EIGHT years ago this weekend, my Leeds side beat Neil Warnock’s QPR to go second in the Championship.
We had some wonderful attackers in that team – Robert Snodgrass, Luciano Becchio, Max Gradel, Ross McCormack. But I knew we needed a centre-back.
I enquired about Kaspars Gorkss and Gareth McAuley, who both wanted to come. But Ken Bates and the board decided against it and that was that.
To this day, I can’t help wondering what might have been. We eventually finished seventh that year, outside the play-offs by three points.
I thought either of those players would have made us stronger so I have to believe that we’d have at least made the top six with one of them in the side.
Leeds are back standing on the summit of the Championship table. And, again, the talk is about whether they need to sign reinforcements in January to maintain a promotion push.
Manager Marcelo Bielsa has made it very clear that he isn’t in the market for any more players. Whether he means it or not, I’m not sure.
To be honest, I can see both sides of the argument. If you do add a couple of faces, it can freshen things up and keep people on their toes without upsetting the group.
It can also provide cover at the busiest time of the year. In a perfect world you’d have 22 fit players, four evenly spaced games over Christmas. Everybody would be happy and bright and confident.
In reality, you could have somebody feeling fatigued on the day of the game, or an illness that goes round and wipes out three or four players. That’s when you need bodies.
Equally, you’re always going to pay over the odds in transfer fees because nobody wants to lose players in the middle of the season.
Bielsa has also said that he likes to work with a small squad and that is something I can totally understand.
At Preston, we used to work with 21, maybe 22 at a push. We didn’t have an academy to fall back on either.
Our aim at the start of the season was to have two players in every position, with some of them covered by utility players. Then we’d look at the kids and see if anybody could cover for a couple of games.
It worked. Everybody felt close to the first team. Nobody was out on the periphery feeling like they’d never get a game.
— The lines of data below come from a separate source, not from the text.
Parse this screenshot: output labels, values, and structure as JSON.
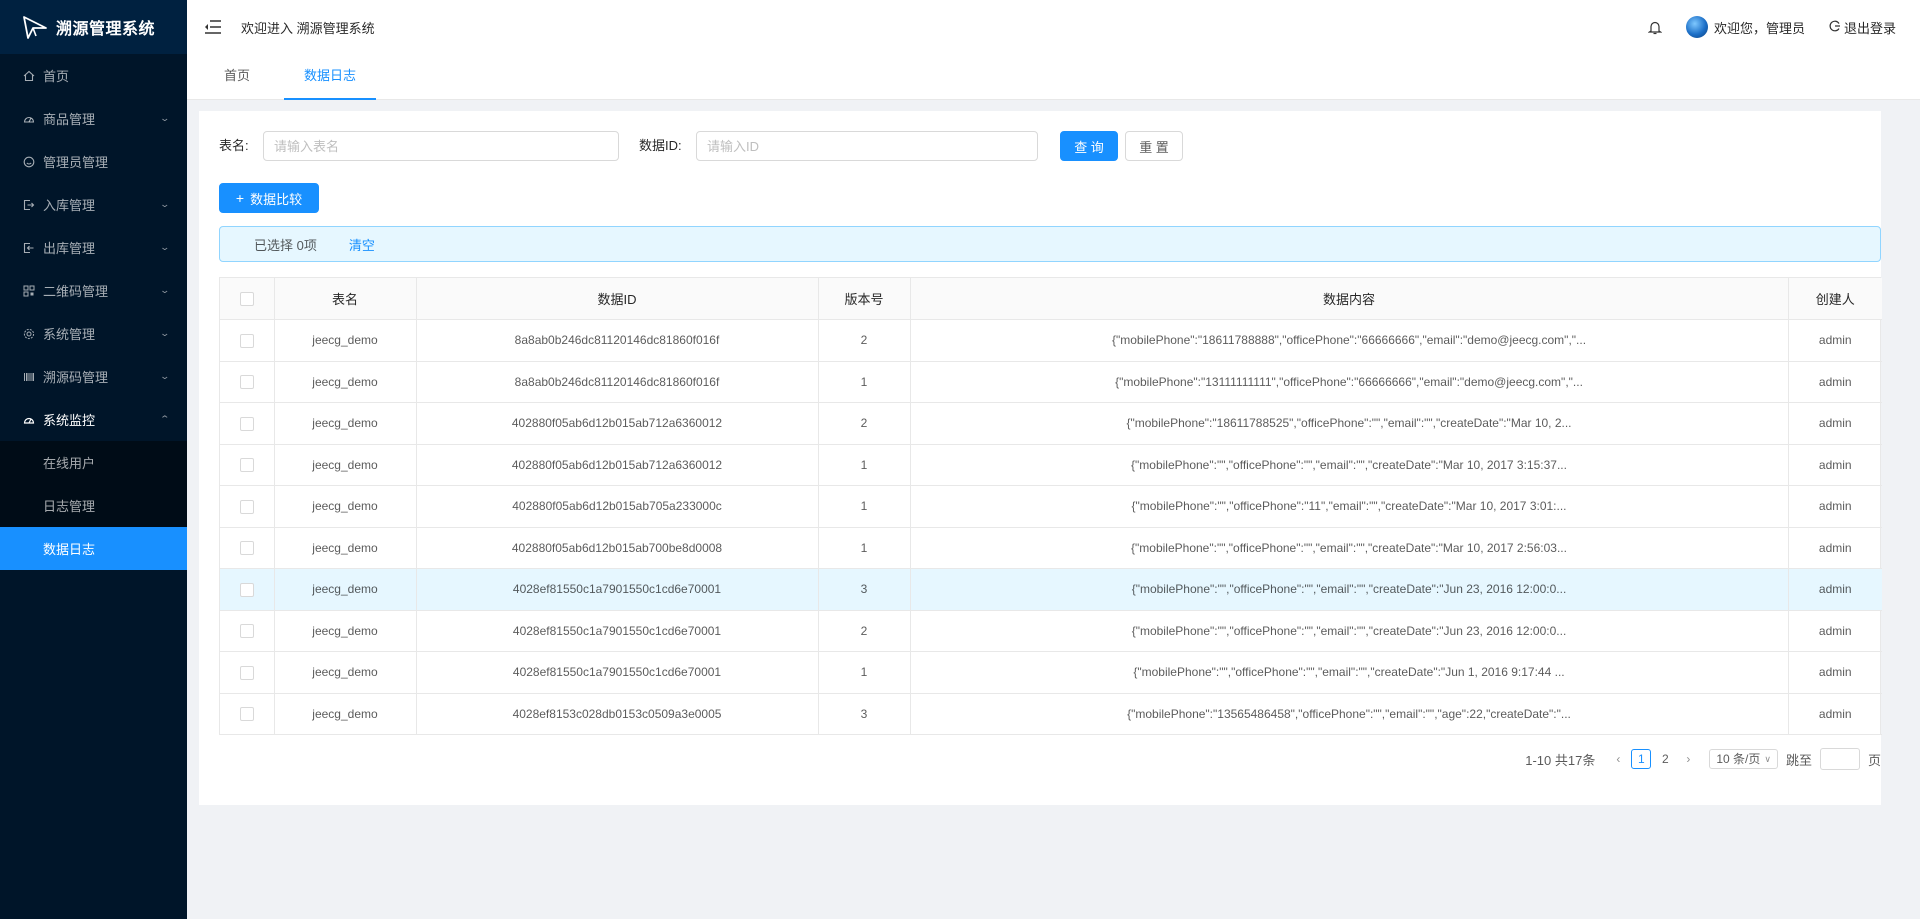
{
  "app": {
    "title": "溯源管理系统"
  },
  "sidebar": {
    "items": [
      {
        "label": "首页",
        "icon": "home-icon"
      },
      {
        "label": "商品管理",
        "icon": "dashboard-icon"
      },
      {
        "label": "管理员管理",
        "icon": "smile-icon"
      },
      {
        "label": "入库管理",
        "icon": "import-icon"
      },
      {
        "label": "出库管理",
        "icon": "export-icon"
      },
      {
        "label": "二维码管理",
        "icon": "qrcode-icon"
      },
      {
        "label": "系统管理",
        "icon": "setting-icon"
      },
      {
        "label": "溯源码管理",
        "icon": "barcode-icon"
      },
      {
        "label": "系统监控",
        "icon": "monitor-icon"
      }
    ],
    "submenu": [
      {
        "label": "在线用户"
      },
      {
        "label": "日志管理"
      },
      {
        "label": "数据日志"
      }
    ]
  },
  "header": {
    "welcome": "欢迎进入 溯源管理系统",
    "user_greeting": "欢迎您，管理员",
    "logout": "退出登录"
  },
  "tabs": [
    {
      "label": "首页"
    },
    {
      "label": "数据日志"
    }
  ],
  "search": {
    "table_label": "表名:",
    "table_placeholder": "请输入表名",
    "id_label": "数据ID:",
    "id_placeholder": "请输入ID",
    "query_button": "查 询",
    "reset_button": "重 置"
  },
  "compare_button": "数据比较",
  "alert": {
    "selected": "已选择 0项",
    "clear": "清空"
  },
  "table": {
    "columns": [
      "表名",
      "数据ID",
      "版本号",
      "数据内容",
      "创建人"
    ],
    "rows": [
      {
        "table": "jeecg_demo",
        "id": "8a8ab0b246dc81120146dc81860f016f",
        "version": "2",
        "content": "{\"mobilePhone\":\"18611788888\",\"officePhone\":\"66666666\",\"email\":\"demo@jeecg.com\",\"...",
        "creator": "admin"
      },
      {
        "table": "jeecg_demo",
        "id": "8a8ab0b246dc81120146dc81860f016f",
        "version": "1",
        "content": "{\"mobilePhone\":\"13111111111\",\"officePhone\":\"66666666\",\"email\":\"demo@jeecg.com\",\"...",
        "creator": "admin"
      },
      {
        "table": "jeecg_demo",
        "id": "402880f05ab6d12b015ab712a6360012",
        "version": "2",
        "content": "{\"mobilePhone\":\"18611788525\",\"officePhone\":\"\",\"email\":\"\",\"createDate\":\"Mar 10, 2...",
        "creator": "admin"
      },
      {
        "table": "jeecg_demo",
        "id": "402880f05ab6d12b015ab712a6360012",
        "version": "1",
        "content": "{\"mobilePhone\":\"\",\"officePhone\":\"\",\"email\":\"\",\"createDate\":\"Mar 10, 2017 3:15:37...",
        "creator": "admin"
      },
      {
        "table": "jeecg_demo",
        "id": "402880f05ab6d12b015ab705a233000c",
        "version": "1",
        "content": "{\"mobilePhone\":\"\",\"officePhone\":\"11\",\"email\":\"\",\"createDate\":\"Mar 10, 2017 3:01:...",
        "creator": "admin"
      },
      {
        "table": "jeecg_demo",
        "id": "402880f05ab6d12b015ab700be8d0008",
        "version": "1",
        "content": "{\"mobilePhone\":\"\",\"officePhone\":\"\",\"email\":\"\",\"createDate\":\"Mar 10, 2017 2:56:03...",
        "creator": "admin"
      },
      {
        "table": "jeecg_demo",
        "id": "4028ef81550c1a7901550c1cd6e70001",
        "version": "3",
        "content": "{\"mobilePhone\":\"\",\"officePhone\":\"\",\"email\":\"\",\"createDate\":\"Jun 23, 2016 12:00:0...",
        "creator": "admin",
        "highlight": true
      },
      {
        "table": "jeecg_demo",
        "id": "4028ef81550c1a7901550c1cd6e70001",
        "version": "2",
        "content": "{\"mobilePhone\":\"\",\"officePhone\":\"\",\"email\":\"\",\"createDate\":\"Jun 23, 2016 12:00:0...",
        "creator": "admin"
      },
      {
        "table": "jeecg_demo",
        "id": "4028ef81550c1a7901550c1cd6e70001",
        "version": "1",
        "content": "{\"mobilePhone\":\"\",\"officePhone\":\"\",\"email\":\"\",\"createDate\":\"Jun 1, 2016 9:17:44 ...",
        "creator": "admin"
      },
      {
        "table": "jeecg_demo",
        "id": "4028ef8153c028db0153c0509a3e0005",
        "version": "3",
        "content": "{\"mobilePhone\":\"13565486458\",\"officePhone\":\"\",\"email\":\"\",\"age\":22,\"createDate\":\"...",
        "creator": "admin"
      }
    ]
  },
  "pagination": {
    "total": "1-10 共17条",
    "pages": [
      "1",
      "2"
    ],
    "current": "1",
    "page_size": "10 条/页",
    "jump_label": "跳至",
    "page_suffix": "页"
  },
  "colors": {
    "primary": "#1890ff",
    "sidebar_bg": "#001529",
    "submenu_bg": "#000c17",
    "highlight_row": "#e6f7ff"
  }
}
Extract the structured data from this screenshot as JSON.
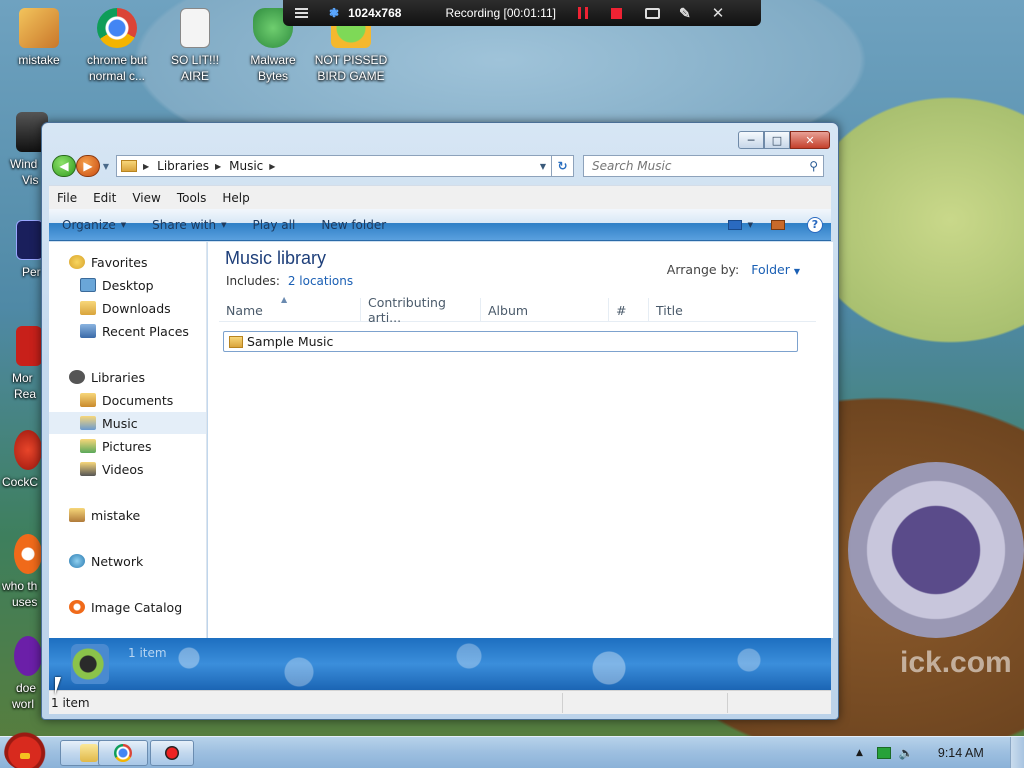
{
  "desktop": {
    "icons": [
      {
        "label": "mistake",
        "color": "#e8a23a"
      },
      {
        "label": "chrome but normal c...",
        "color": "#4285f4"
      },
      {
        "label": "SO LIT!!! AIRE",
        "color": "#f2f2f2"
      },
      {
        "label": "Malware Bytes",
        "color": "#2e8b3e"
      },
      {
        "label": "NOT PISSED BIRD GAME",
        "color": "#f5b82e"
      }
    ],
    "left_icons": [
      {
        "label": "Wind",
        "label2": "Vis"
      },
      {
        "label": "Per",
        "label2": ""
      },
      {
        "label": "Mor",
        "label2": "Rea"
      },
      {
        "label": "CockC",
        "label2": ""
      },
      {
        "label": "who th",
        "label2": "uses"
      },
      {
        "label": "doe",
        "label2": "worl"
      }
    ],
    "watermark": "ick.com"
  },
  "recording_bar": {
    "resolution": "1024x768",
    "status": "Recording [00:01:11]"
  },
  "window": {
    "address": {
      "crumbs": [
        "Libraries",
        "Music"
      ]
    },
    "search_placeholder": "Search Music",
    "menu": [
      "File",
      "Edit",
      "View",
      "Tools",
      "Help"
    ],
    "commands": {
      "organize": "Organize",
      "share_with": "Share with",
      "play_all": "Play all",
      "new_folder": "New folder",
      "help": "?"
    },
    "nav": {
      "favorites": "Favorites",
      "desktop": "Desktop",
      "downloads": "Downloads",
      "recent_places": "Recent Places",
      "libraries": "Libraries",
      "documents": "Documents",
      "music": "Music",
      "pictures": "Pictures",
      "videos": "Videos",
      "user": "mistake",
      "network": "Network",
      "image_catalog": "Image Catalog"
    },
    "library": {
      "title": "Music library",
      "includes_label": "Includes:",
      "includes_link": "2 locations",
      "arrange_label": "Arrange by:",
      "arrange_value": "Folder"
    },
    "columns": [
      "Name",
      "Contributing arti...",
      "Album",
      "#",
      "Title"
    ],
    "files": [
      {
        "name": "Sample Music"
      }
    ],
    "details_count": "1 item",
    "status_text": "1 item"
  },
  "taskbar": {
    "time": "9:14 AM"
  },
  "colors": {
    "title_blue": "#1e3f7a",
    "link_blue": "#1a5fb4",
    "record_red": "#e22233"
  }
}
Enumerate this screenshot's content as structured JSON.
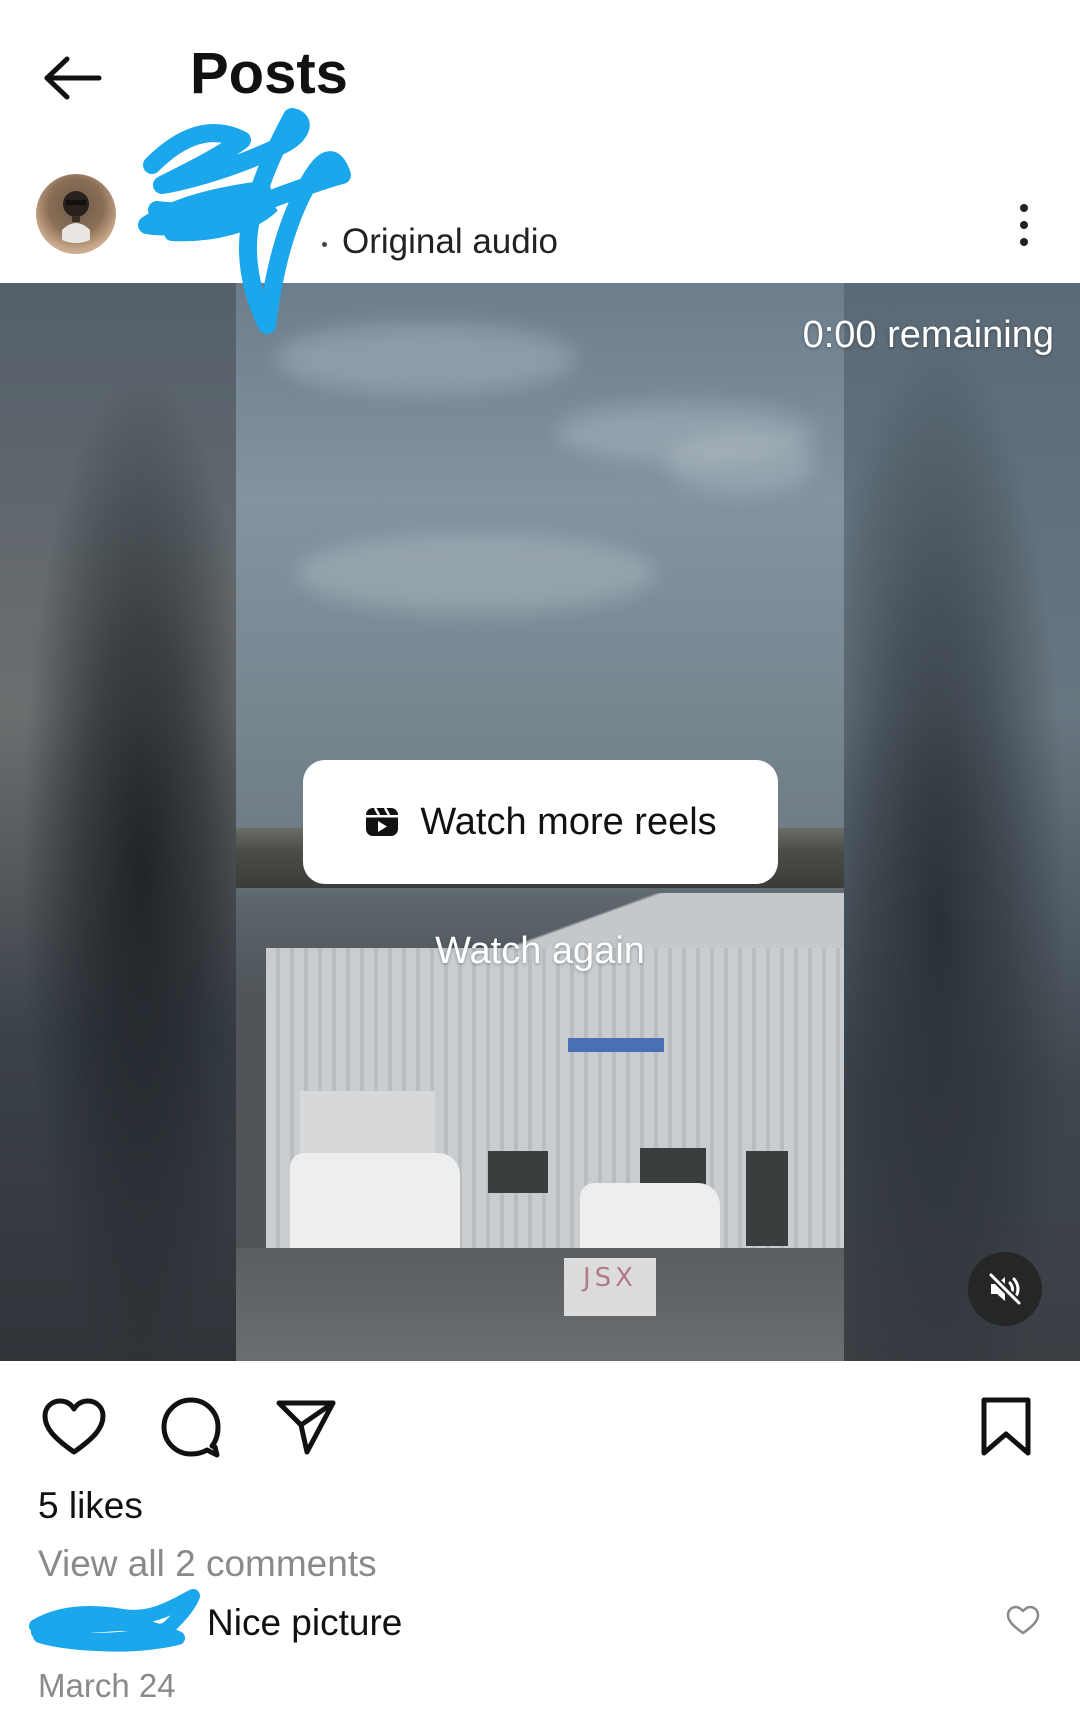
{
  "header": {
    "title": "Posts",
    "back_icon": "arrow-left-icon"
  },
  "post": {
    "audio_label": "Original audio",
    "more_icon": "more-vertical-icon",
    "video": {
      "remaining": "0:00 remaining",
      "watch_more_label": "Watch more reels",
      "watch_again_label": "Watch again",
      "sign_text": "JSX",
      "mute_icon": "speaker-muted-icon"
    },
    "actions": {
      "like_icon": "heart-icon",
      "comment_icon": "comment-bubble-icon",
      "share_icon": "paper-plane-icon",
      "save_icon": "bookmark-icon"
    },
    "likes_text": "5 likes",
    "view_comments_text": "View all 2 comments",
    "comment": {
      "text": "Nice picture",
      "like_icon": "heart-outline-icon"
    },
    "date": "March 24"
  },
  "colors": {
    "text": "#111111",
    "muted": "#8a8a8a",
    "redaction": "#1aa7ec",
    "mute_button_bg": "#262626"
  }
}
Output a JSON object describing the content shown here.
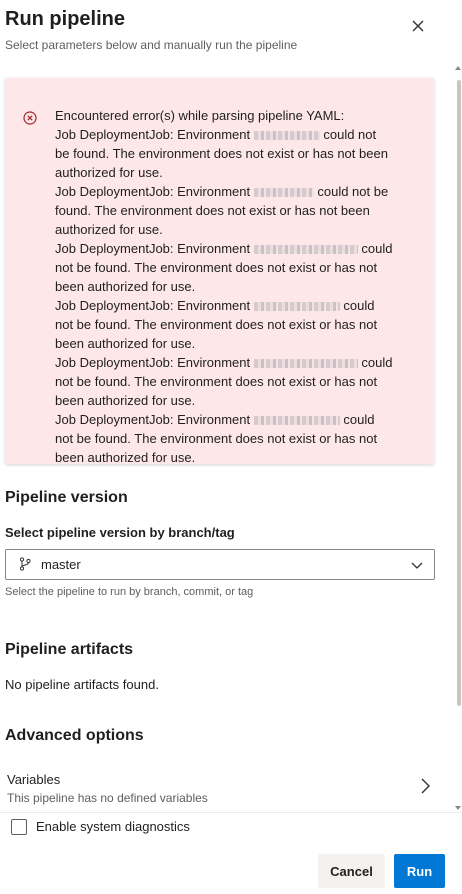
{
  "header": {
    "title": "Run pipeline",
    "subtitle": "Select parameters below and manually run the pipeline"
  },
  "error": {
    "heading": "Encountered error(s) while parsing pipeline YAML:",
    "prefix": "Job DeploymentJob: Environment",
    "suffix_a": "could not be found. The environment does not exist or has not been authorized for use.",
    "messages": [
      {
        "line1_end": "could not",
        "line2": "be found. The environment does not exist or has not been",
        "line3": "authorized for use."
      },
      {
        "line1_end": "could not be",
        "line2": "found. The environment does not exist or has not been",
        "line3": "authorized for use."
      },
      {
        "line1_end": "could",
        "line2": "not be found. The environment does not exist or has not",
        "line3": "been authorized for use."
      },
      {
        "line1_end": "could",
        "line2": "not be found. The environment does not exist or has not",
        "line3": "been authorized for use."
      },
      {
        "line1_end": "could",
        "line2": "not be found. The environment does not exist or has not",
        "line3": "been authorized for use."
      },
      {
        "line1_end": "could",
        "line2": "not be found. The environment does not exist or has not",
        "line3": "been authorized for use."
      }
    ]
  },
  "pipeline_version": {
    "heading": "Pipeline version",
    "field_label": "Select pipeline version by branch/tag",
    "selected": "master",
    "helper": "Select the pipeline to run by branch, commit, or tag"
  },
  "artifacts": {
    "heading": "Pipeline artifacts",
    "empty_text": "No pipeline artifacts found."
  },
  "advanced": {
    "heading": "Advanced options",
    "variables_label": "Variables",
    "variables_desc": "This pipeline has no defined variables"
  },
  "footer": {
    "diagnostics_label": "Enable system diagnostics",
    "cancel_label": "Cancel",
    "run_label": "Run"
  },
  "colors": {
    "error_bg": "#fde7e9",
    "error_icon": "#a4262c",
    "primary": "#0078d4"
  }
}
Those lads were all keen to work hard and take in information because they knew they’d get a chance to put it in to practice.
Then there’s the man-management side of things. I’ve always said that a football manager has got 11 players who like him, seven who think he’s alright andanother six or seven who can’t stand him.
Keeping that last group happy and motivated is always the hardest part of the job. But if you’ve got a squad of 28 or 29 then suddenly you’ve got ten or 11 players who can’t stand you. Friction and unrest is a lot more likely.
If Bielsa is sticking with his squad, I’m sure he’ll adapt his training methods to cope with the busy winter period.
In my experience, fitness and tactical work take a bit of a back seat. You keep sharp sessions to a minimum and make sure you aren’t on the grass too long. Rest and recovery are vital. When do you travel to away games? Where do you stay? And you have to know your individuals. Older players can be a vital part of your team but their body can’t take – and doesn’t need – the same workload as a younger player.
Hopefully any lack of signings won’t come back to bite them as it did with us. But as a supporter of the club, I’m confident.
Atthe start of the season, everybody questioned whether Leeds could keep up theintensity, whether they’d burn out by winter, whether they could dig out uglyresults. But since losing 4-1 to West Brom before the last international break,they’ve done exactly that, with four scrappy wins in as many games. They’reshowing all the characteristics you need to win promotion.